(Saved data entries)
*** Block opens ***
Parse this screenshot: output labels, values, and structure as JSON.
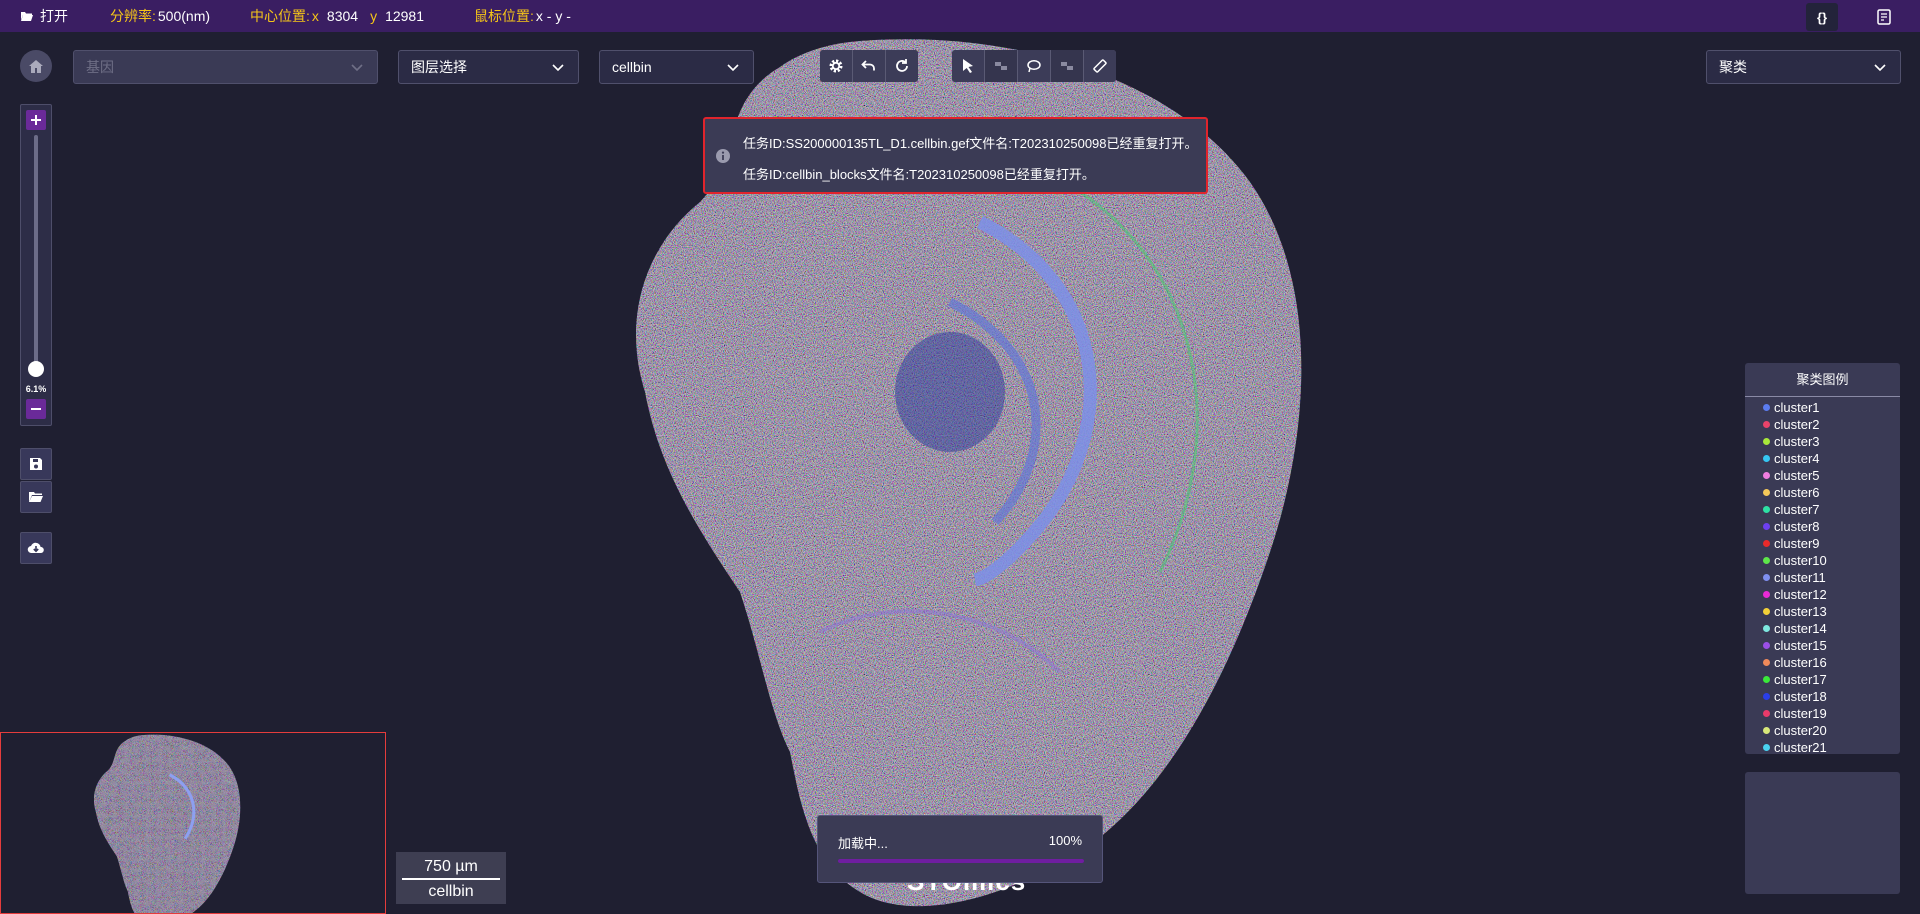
{
  "topbar": {
    "open_label": "打开",
    "resolution_label": "分辨率:",
    "resolution_value": "500(nm)",
    "center_label": "中心位置:",
    "center_x_axis": "x",
    "center_x": "8304",
    "center_y_axis": "y",
    "center_y": "12981",
    "mouse_label": "鼠标位置:",
    "mouse_value": "x -  y -",
    "json_label": "{}"
  },
  "toolbar": {
    "gene_placeholder": "基因",
    "layer_select": "图层选择",
    "bin_select": "cellbin",
    "cluster_select": "聚类"
  },
  "zoom": {
    "level_label": "6.1%",
    "level": 0.061
  },
  "notice": {
    "line1": "任务ID:SS200000135TL_D1.cellbin.gef文件名:T202310250098已经重复打开。",
    "line2": "任务ID:cellbin_blocks文件名:T202310250098已经重复打开。"
  },
  "legend": {
    "title": "聚类图例",
    "items": [
      {
        "label": "cluster1",
        "color": "#5b7cf0"
      },
      {
        "label": "cluster2",
        "color": "#e8436a"
      },
      {
        "label": "cluster3",
        "color": "#a8e83a"
      },
      {
        "label": "cluster4",
        "color": "#35c6f2"
      },
      {
        "label": "cluster5",
        "color": "#f07de0"
      },
      {
        "label": "cluster6",
        "color": "#f4c85a"
      },
      {
        "label": "cluster7",
        "color": "#2ee0a4"
      },
      {
        "label": "cluster8",
        "color": "#6d3ff0"
      },
      {
        "label": "cluster9",
        "color": "#e82a2a"
      },
      {
        "label": "cluster10",
        "color": "#5ee64a"
      },
      {
        "label": "cluster11",
        "color": "#7f8ff0"
      },
      {
        "label": "cluster12",
        "color": "#e82ad6"
      },
      {
        "label": "cluster13",
        "color": "#f2d038"
      },
      {
        "label": "cluster14",
        "color": "#7ee8e0"
      },
      {
        "label": "cluster15",
        "color": "#9a4fe6"
      },
      {
        "label": "cluster16",
        "color": "#f08a5a"
      },
      {
        "label": "cluster17",
        "color": "#3ae83a"
      },
      {
        "label": "cluster18",
        "color": "#2a3ee8"
      },
      {
        "label": "cluster19",
        "color": "#e83a6a"
      },
      {
        "label": "cluster20",
        "color": "#d8e87a"
      },
      {
        "label": "cluster21",
        "color": "#4ad2f0"
      }
    ]
  },
  "scalebar": {
    "value": "750 µm",
    "unit_label": "cellbin"
  },
  "progress": {
    "label": "加载中...",
    "percent_label": "100%",
    "fraction": 1.0
  },
  "brand": "STOmics",
  "icons": {
    "open": "folder-open-icon",
    "json": "braces-icon",
    "note": "note-icon",
    "home": "home-icon",
    "settings": "gear-icon",
    "undo": "undo-icon",
    "redo": "redo-icon",
    "select": "pointer-icon",
    "rect": "rect-select-icon",
    "lasso": "lasso-icon",
    "brush": "brush-select-icon",
    "ruler": "ruler-icon",
    "save": "save-icon",
    "folder": "folder-icon",
    "download": "cloud-download-icon",
    "info": "info-icon"
  }
}
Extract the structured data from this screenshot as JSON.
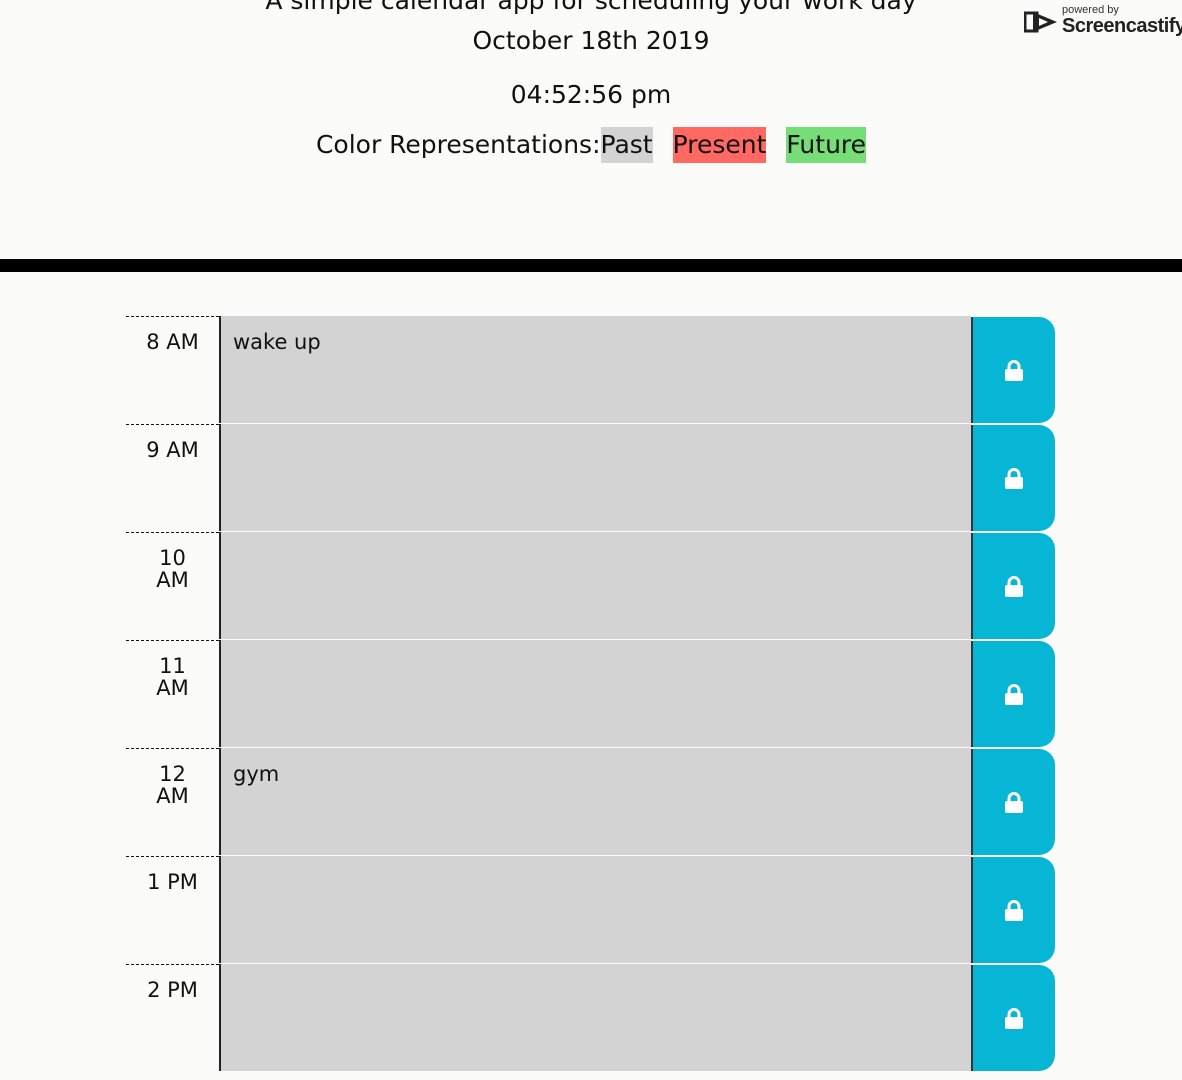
{
  "header": {
    "subtitle": "A simple calendar app for scheduling your work day",
    "date": "October 18th 2019",
    "time": "04:52:56 pm",
    "legend_label": "Color Representations:",
    "legend": [
      {
        "label": "Past",
        "color": "#d3d3d3"
      },
      {
        "label": "Present",
        "color": "#ff6961"
      },
      {
        "label": "Future",
        "color": "#77dd77"
      }
    ]
  },
  "watermark": {
    "small": "powered by",
    "big": "Screencastify"
  },
  "rows": [
    {
      "hour": "8 AM",
      "text": "wake up",
      "icon": "lock-icon"
    },
    {
      "hour": "9 AM",
      "text": "",
      "icon": "lock-icon"
    },
    {
      "hour": "10 AM",
      "text": "",
      "icon": "lock-icon"
    },
    {
      "hour": "11 AM",
      "text": "",
      "icon": "lock-icon"
    },
    {
      "hour": "12 AM",
      "text": "gym",
      "icon": "lock-icon"
    },
    {
      "hour": "1 PM",
      "text": "",
      "icon": "lock-icon"
    },
    {
      "hour": "2 PM",
      "text": "",
      "icon": "lock-icon"
    }
  ],
  "colors": {
    "save_button": "#06b6d4",
    "divider": "#000000",
    "background": "#fbfbf9"
  }
}
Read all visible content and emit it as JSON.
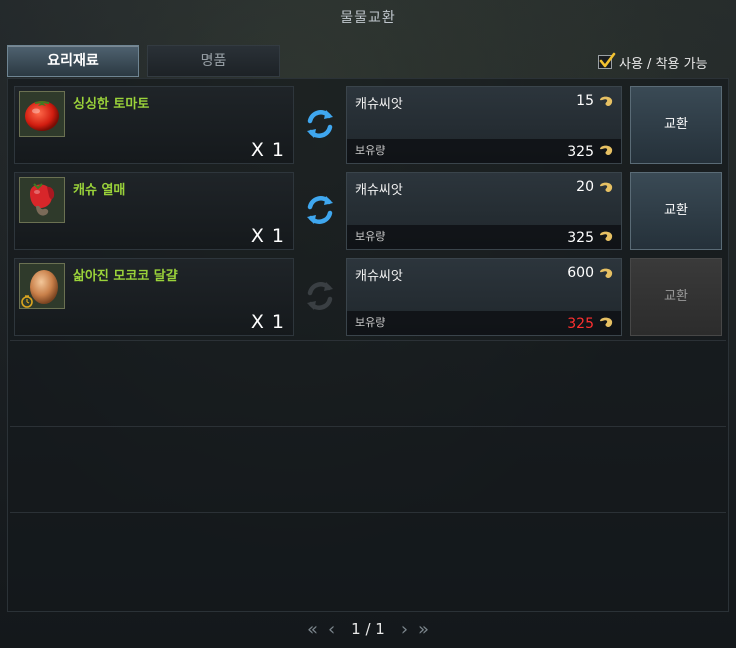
{
  "window": {
    "title": "물물교환"
  },
  "tabs": [
    {
      "label": "요리재료",
      "active": true
    },
    {
      "label": "명품",
      "active": false
    }
  ],
  "filter": {
    "label": "사용 / 착용 가능",
    "checked": true
  },
  "trades": [
    {
      "item_name": "싱싱한 토마토",
      "item_icon": "tomato-icon",
      "quantity": "X 1",
      "currency_name": "캐슈씨앗",
      "cost": "15",
      "owned_label": "보유량",
      "owned": "325",
      "affordable": true,
      "button": "교환"
    },
    {
      "item_name": "캐슈 열매",
      "item_icon": "cashew-fruit-icon",
      "quantity": "X 1",
      "currency_name": "캐슈씨앗",
      "cost": "20",
      "owned_label": "보유량",
      "owned": "325",
      "affordable": true,
      "button": "교환"
    },
    {
      "item_name": "삶아진 모코코 달걀",
      "item_icon": "egg-icon",
      "quantity": "X 1",
      "currency_name": "캐슈씨앗",
      "cost": "600",
      "owned_label": "보유량",
      "owned": "325",
      "affordable": false,
      "button": "교환"
    }
  ],
  "pagination": {
    "current": "1 / 1"
  },
  "colors": {
    "item_name": "#9ad23a",
    "insufficient": "#ff3030",
    "accent_tab": "#4f6270"
  }
}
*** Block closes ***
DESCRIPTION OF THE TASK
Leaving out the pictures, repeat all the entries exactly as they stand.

COMPLETED TASK
Parse this screenshot: output labels, values, and structure as JSON.
{
  "topbar": {
    "open_label": "打开",
    "resolution_label": "分辨率:",
    "resolution_value": "500(nm)",
    "center_label": "中心位置:",
    "center_x_axis": "x",
    "center_x": "8304",
    "center_y_axis": "y",
    "center_y": "12981",
    "mouse_label": "鼠标位置:",
    "mouse_value": "x -  y -",
    "json_label": "{}"
  },
  "toolbar": {
    "gene_placeholder": "基因",
    "layer_select": "图层选择",
    "bin_select": "cellbin",
    "cluster_select": "聚类"
  },
  "zoom": {
    "level_label": "6.1%",
    "level": 0.061
  },
  "notice": {
    "line1": "任务ID:SS200000135TL_D1.cellbin.gef文件名:T202310250098已经重复打开。",
    "line2": "任务ID:cellbin_blocks文件名:T202310250098已经重复打开。"
  },
  "legend": {
    "title": "聚类图例",
    "items": [
      {
        "label": "cluster1",
        "color": "#5b7cf0"
      },
      {
        "label": "cluster2",
        "color": "#e8436a"
      },
      {
        "label": "cluster3",
        "color": "#a8e83a"
      },
      {
        "label": "cluster4",
        "color": "#35c6f2"
      },
      {
        "label": "cluster5",
        "color": "#f07de0"
      },
      {
        "label": "cluster6",
        "color": "#f4c85a"
      },
      {
        "label": "cluster7",
        "color": "#2ee0a4"
      },
      {
        "label": "cluster8",
        "color": "#6d3ff0"
      },
      {
        "label": "cluster9",
        "color": "#e82a2a"
      },
      {
        "label": "cluster10",
        "color": "#5ee64a"
      },
      {
        "label": "cluster11",
        "color": "#7f8ff0"
      },
      {
        "label": "cluster12",
        "color": "#e82ad6"
      },
      {
        "label": "cluster13",
        "color": "#f2d038"
      },
      {
        "label": "cluster14",
        "color": "#7ee8e0"
      },
      {
        "label": "cluster15",
        "color": "#9a4fe6"
      },
      {
        "label": "cluster16",
        "color": "#f08a5a"
      },
      {
        "label": "cluster17",
        "color": "#3ae83a"
      },
      {
        "label": "cluster18",
        "color": "#2a3ee8"
      },
      {
        "label": "cluster19",
        "color": "#e83a6a"
      },
      {
        "label": "cluster20",
        "color": "#d8e87a"
      },
      {
        "label": "cluster21",
        "color": "#4ad2f0"
      }
    ]
  },
  "scalebar": {
    "value": "750 µm",
    "unit_label": "cellbin"
  },
  "progress": {
    "label": "加载中...",
    "percent_label": "100%",
    "fraction": 1.0
  },
  "brand": "STOmics",
  "icons": {
    "open": "folder-open-icon",
    "json": "braces-icon",
    "note": "note-icon",
    "home": "home-icon",
    "settings": "gear-icon",
    "undo": "undo-icon",
    "redo": "redo-icon",
    "select": "pointer-icon",
    "rect": "rect-select-icon",
    "lasso": "lasso-icon",
    "brush": "brush-select-icon",
    "ruler": "ruler-icon",
    "save": "save-icon",
    "folder": "folder-icon",
    "download": "cloud-download-icon",
    "info": "info-icon"
  }
}
Extract the structured data from this screenshot as JSON.
{
  "header": {
    "subtitle": "A simple calendar app for scheduling your work day",
    "date": "October 18th 2019",
    "time": "04:52:56 pm",
    "legend_label": "Color Representations:",
    "legend": [
      {
        "label": "Past",
        "color": "#d3d3d3"
      },
      {
        "label": "Present",
        "color": "#ff6961"
      },
      {
        "label": "Future",
        "color": "#77dd77"
      }
    ]
  },
  "watermark": {
    "small": "powered by",
    "big": "Screencastify"
  },
  "rows": [
    {
      "hour": "8 AM",
      "text": "wake up",
      "icon": "lock-icon"
    },
    {
      "hour": "9 AM",
      "text": "",
      "icon": "lock-icon"
    },
    {
      "hour": "10 AM",
      "text": "",
      "icon": "lock-icon"
    },
    {
      "hour": "11 AM",
      "text": "",
      "icon": "lock-icon"
    },
    {
      "hour": "12 AM",
      "text": "gym",
      "icon": "lock-icon"
    },
    {
      "hour": "1 PM",
      "text": "",
      "icon": "lock-icon"
    },
    {
      "hour": "2 PM",
      "text": "",
      "icon": "lock-icon"
    }
  ],
  "colors": {
    "save_button": "#06b6d4",
    "divider": "#000000",
    "background": "#fbfbf9"
  }
}
Read all visible content and emit it as JSON.
{
  "window": {
    "title": "물물교환"
  },
  "tabs": [
    {
      "label": "요리재료",
      "active": true
    },
    {
      "label": "명품",
      "active": false
    }
  ],
  "filter": {
    "label": "사용 / 착용 가능",
    "checked": true
  },
  "trades": [
    {
      "item_name": "싱싱한 토마토",
      "item_icon": "tomato-icon",
      "quantity": "X 1",
      "currency_name": "캐슈씨앗",
      "cost": "15",
      "owned_label": "보유량",
      "owned": "325",
      "affordable": true,
      "button": "교환"
    },
    {
      "item_name": "캐슈 열매",
      "item_icon": "cashew-fruit-icon",
      "quantity": "X 1",
      "currency_name": "캐슈씨앗",
      "cost": "20",
      "owned_label": "보유량",
      "owned": "325",
      "affordable": true,
      "button": "교환"
    },
    {
      "item_name": "삶아진 모코코 달걀",
      "item_icon": "egg-icon",
      "quantity": "X 1",
      "currency_name": "캐슈씨앗",
      "cost": "600",
      "owned_label": "보유량",
      "owned": "325",
      "affordable": false,
      "button": "교환"
    }
  ],
  "pagination": {
    "current": "1 / 1"
  },
  "colors": {
    "item_name": "#9ad23a",
    "insufficient": "#ff3030",
    "accent_tab": "#4f6270"
  }
}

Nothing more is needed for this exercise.